“Excellence doesn’t happen overnight.  Keep at it – persist.  It’ll be worth it.” – Crockett

“Excellence every day” is not a motto; it’s in our DNA – it’s how every employee is expected to perform every day for every stakeholder we serve.” – Crockett

“We learned a great deal during the crisis: focus on bold goals; don’t label the excellence effort, but just focus on process improvement; make sure you have the right people on the bus in the right seats.” – Crockett

“Everything is important, but not everything can be the MOST important.  Prioritize.” – Crockett

John Kriesel, SSG Purple Heart Iraqi Veteran

“In war, you need to bring your A-game every. single. day.  It’s not training; it’s not a drill.  There is no room for error.”

“Regardless of how challenging things get in life, never give up hope – never give up.”

“Even if things are bad, remember that life is good, and attitude is a choice.”

“Sometimes you have to hit rock bottom before you can start living your life.”

“Today is a gift and tomorrow is never promised.

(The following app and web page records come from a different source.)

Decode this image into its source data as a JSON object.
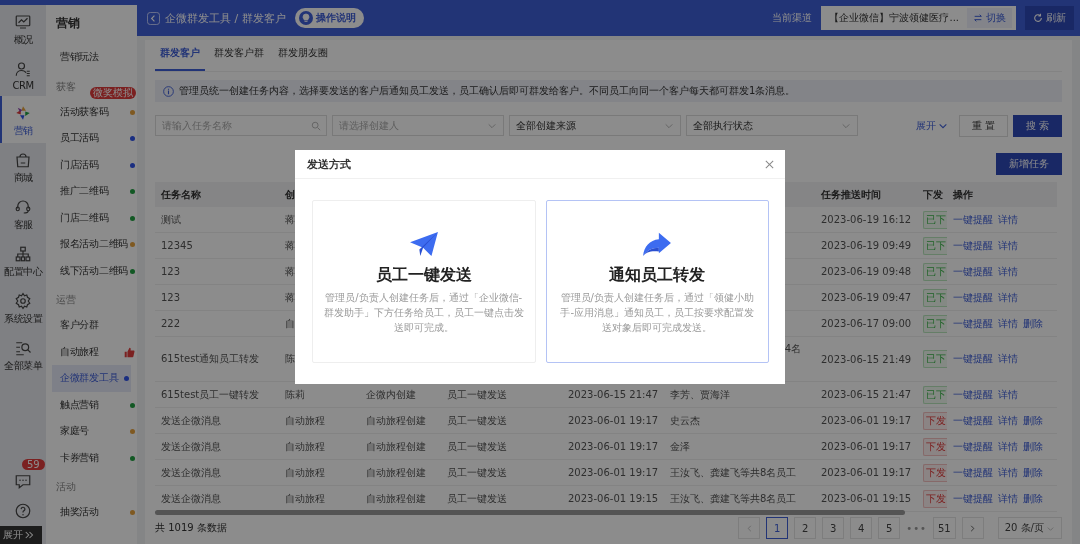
{
  "rail": {
    "items": [
      {
        "label": "概况",
        "selected": false
      },
      {
        "label": "CRM",
        "selected": false
      },
      {
        "label": "营销",
        "selected": true
      },
      {
        "label": "商城",
        "selected": false
      },
      {
        "label": "客服",
        "selected": false
      },
      {
        "label": "配置中心",
        "selected": false
      },
      {
        "label": "系统设置",
        "selected": false
      },
      {
        "label": "全部菜单",
        "selected": false
      }
    ],
    "message_badge": "59",
    "expand_label": "展开"
  },
  "submenu": {
    "title": "营销",
    "groups": [
      {
        "items": [
          {
            "label": "营销玩法",
            "kind": "plain",
            "selected": false
          }
        ]
      },
      {
        "heading": "获客",
        "items": [
          {
            "label": "活动获客码",
            "kind": "dot",
            "color": "#7f5921",
            "selected": false,
            "tag": "微奖模拟"
          },
          {
            "label": "员工活码",
            "kind": "dot",
            "color": "#1a2e81",
            "selected": false
          },
          {
            "label": "门店活码",
            "kind": "dot",
            "color": "#1a2e81",
            "selected": false
          },
          {
            "label": "推广二维码",
            "kind": "dot",
            "color": "#125824",
            "selected": false
          },
          {
            "label": "门店二维码",
            "kind": "dot",
            "color": "#125824",
            "selected": false
          },
          {
            "label": "报名活动二维码",
            "kind": "dot",
            "color": "#7f5921",
            "selected": false
          },
          {
            "label": "线下活动二维码",
            "kind": "dot",
            "color": "#125824",
            "selected": false
          }
        ]
      },
      {
        "heading": "运营",
        "items": [
          {
            "label": "客户分群",
            "kind": "plain",
            "selected": false
          },
          {
            "label": "自动旅程",
            "kind": "like",
            "selected": false
          },
          {
            "label": "企微群发工具",
            "kind": "dot",
            "color": "#1a2e81",
            "selected": true
          },
          {
            "label": "触点营销",
            "kind": "dot",
            "color": "#125824",
            "selected": false
          },
          {
            "label": "家庭号",
            "kind": "dot",
            "color": "#7f5921",
            "selected": false
          },
          {
            "label": "卡券营销",
            "kind": "dot",
            "color": "#125824",
            "selected": false
          }
        ]
      },
      {
        "heading": "活动",
        "items": [
          {
            "label": "抽奖活动",
            "kind": "dot",
            "color": "#7f5921",
            "selected": false
          }
        ]
      }
    ]
  },
  "header": {
    "breadcrumb": "企微群发工具 / 群发客户",
    "guide_button": "操作说明",
    "channel_label": "当前渠道",
    "channel_value": "【企业微信】宁波领健医疗...",
    "switch_button": "切换",
    "refresh_button": "刷新"
  },
  "tabs": [
    {
      "label": "群发客户",
      "selected": true
    },
    {
      "label": "群发客户群",
      "selected": false
    },
    {
      "label": "群发朋友圈",
      "selected": false
    }
  ],
  "notice": "管理员统一创建任务内容，选择要发送的客户后通知员工发送，员工确认后即可群发给客户。不同员工向同一个客户每天都可群发1条消息。",
  "filters": {
    "task_name": {
      "placeholder": "请输入任务名称"
    },
    "creator": {
      "placeholder": "请选择创建人"
    },
    "source": {
      "value": "全部创建来源"
    },
    "status": {
      "value": "全部执行状态"
    },
    "expand_link": "展开",
    "reset_button": "重 置",
    "search_button": "搜 索"
  },
  "new_task_button": "新增任务",
  "table": {
    "columns": {
      "name": "任务名称",
      "creator": "创",
      "pushed": "任务推送时间",
      "status": "下发",
      "actions": "操作"
    },
    "rows": [
      {
        "name": "测试",
        "wrapped": false,
        "creator": "蒋",
        "pushed": "2023-06-19 16:12",
        "status": {
          "text": "已下",
          "kind": "done"
        },
        "actions": [
          "一键提醒",
          "详情"
        ]
      },
      {
        "name": "12345",
        "wrapped": false,
        "creator": "蒋",
        "pushed": "2023-06-19 09:49",
        "status": {
          "text": "已下",
          "kind": "done"
        },
        "actions": [
          "一键提醒",
          "详情"
        ]
      },
      {
        "name": "123",
        "wrapped": false,
        "creator": "蒋",
        "pushed": "2023-06-19 09:48",
        "status": {
          "text": "已下",
          "kind": "done"
        },
        "actions": [
          "一键提醒",
          "详情"
        ]
      },
      {
        "name": "123",
        "wrapped": false,
        "creator": "蒋",
        "pushed": "2023-06-19 09:47",
        "status": {
          "text": "已下",
          "kind": "done"
        },
        "actions": [
          "一键提醒",
          "详情"
        ]
      },
      {
        "name": "222",
        "wrapped": false,
        "creator": "自",
        "pushed": "2023-06-17 09:00",
        "status": {
          "text": "已下",
          "kind": "done"
        },
        "actions": [
          "一键提醒",
          "详情",
          "删除"
        ]
      },
      {
        "name": "615test通知员工转发",
        "wrapped": true,
        "creator": "陈",
        "staff": "4名",
        "pushed": "2023-06-15 21:49",
        "status": {
          "text": "已下",
          "kind": "done"
        },
        "actions": [
          "一键提醒",
          "详情"
        ]
      },
      {
        "name": "615test员工一键转发",
        "wrapped": false,
        "creator": "陈莉",
        "source": "企微内创建",
        "mode": "员工一键发送",
        "created": "2023-06-15 21:47",
        "staff": "李芳、贾海洋",
        "pushed": "2023-06-15 21:47",
        "status": {
          "text": "已下",
          "kind": "done"
        },
        "actions": [
          "一键提醒",
          "详情"
        ]
      },
      {
        "name": "发送企微消息",
        "creator": "自动旅程",
        "source": "自动旅程创建",
        "mode": "员工一键发送",
        "created": "2023-06-01 19:17",
        "staff": "史云杰",
        "wrapped": false,
        "pushed": "2023-06-01 19:17",
        "status": {
          "text": "下发",
          "kind": "failed"
        },
        "actions": [
          "一键提醒",
          "详情",
          "删除"
        ]
      },
      {
        "name": "发送企微消息",
        "creator": "自动旅程",
        "source": "自动旅程创建",
        "mode": "员工一键发送",
        "created": "2023-06-01 19:17",
        "staff": "金泽",
        "wrapped": false,
        "pushed": "2023-06-01 19:17",
        "status": {
          "text": "下发",
          "kind": "failed"
        },
        "actions": [
          "一键提醒",
          "详情",
          "删除"
        ]
      },
      {
        "name": "发送企微消息",
        "wrapped": false,
        "creator": "自动旅程",
        "source": "自动旅程创建",
        "mode": "员工一键发送",
        "created": "2023-06-01 19:17",
        "staff": "王汝飞、龚建飞等共8名员工",
        "pushed": "2023-06-01 19:17",
        "status": {
          "text": "下发",
          "kind": "failed"
        },
        "actions": [
          "一键提醒",
          "详情",
          "删除"
        ]
      },
      {
        "name": "发送企微消息",
        "wrapped": false,
        "creator": "自动旅程",
        "source": "自动旅程创建",
        "mode": "员工一键发送",
        "created": "2023-06-01 19:15",
        "staff": "王汝飞、龚建飞等共8名员工",
        "pushed": "2023-06-01 19:15",
        "status": {
          "text": "下发",
          "kind": "failed"
        },
        "actions": [
          "一键提醒",
          "详情",
          "删除"
        ]
      }
    ]
  },
  "footer": {
    "total": "共 1019 条数据",
    "pages": [
      {
        "label": "1",
        "selected": true
      },
      {
        "label": "2",
        "selected": false
      },
      {
        "label": "3",
        "selected": false
      },
      {
        "label": "4",
        "selected": false
      },
      {
        "label": "5",
        "selected": false
      }
    ],
    "ellipsis": "•••",
    "last_page": "51",
    "page_size": "20 条/页"
  },
  "dialog": {
    "title": "发送方式",
    "options": [
      {
        "title": "员工一键发送",
        "description": "管理员/负责人创建任务后，通过「企业微信-群发助手」下方任务给员工，员工一键点击发送即可完成。",
        "selected": false
      },
      {
        "title": "通知员工转发",
        "description": "管理员/负责人创建任务后，通过「领健小助手-应用消息」通知员工，员工按要求配置发送对象后即可完成发送。",
        "selected": true
      }
    ]
  }
}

It’s up to us to make today great.”

“It doesn’t matter what type of adversity we face or how big or how small that adversity is.  What matters is the attitude that we bring to the table that will help us overcome that adversity – and overcome any challenge in life.  A positive attitude, a sense of humor will not only help you get through adversity but thrive in spite of it.”

“Use adversity to learn and grow.”

“Some things in life you have no control over, but what you do have control over is my attitude today and my attitude going forward.  It’s up to me to make today great.”

“We all have an occasional bad day – just don’t let it become a bad week or month.  On your worst days, write 3-5 things on a Post-It note for which you’re grateful to remind yourself of what’s good in life.  Because there is plenty.  Life is good.”

“My experience reminded me of what’s truly important in life.  The only certainty in life is adversity – it’s how you handle that adversity is what makes the difference.”


I hope there were a few nuggets in there to inspire some reflection – maybe even some action.  We’ve all experienced a remarkable last two years, really, a period that humans haven’t endured for over a century.  But with every challenge comes opportunity.  Here’s to charting a course and leading forward to a better brighter, better tomorrow.

What other insights/tips do you have regarding what drives excellence and how we all chart a course forward?  Participate in a discussion on this topic: visit our LinkedIn group to post a comment.  And follow me on Twitter @LassiterBrian!

Stay healthy and never stop improving!

Brian S. Lassiter

President, Performance Excellence Network

A Catalyst for Success Since 1987!

Photo credit Brian Lassiter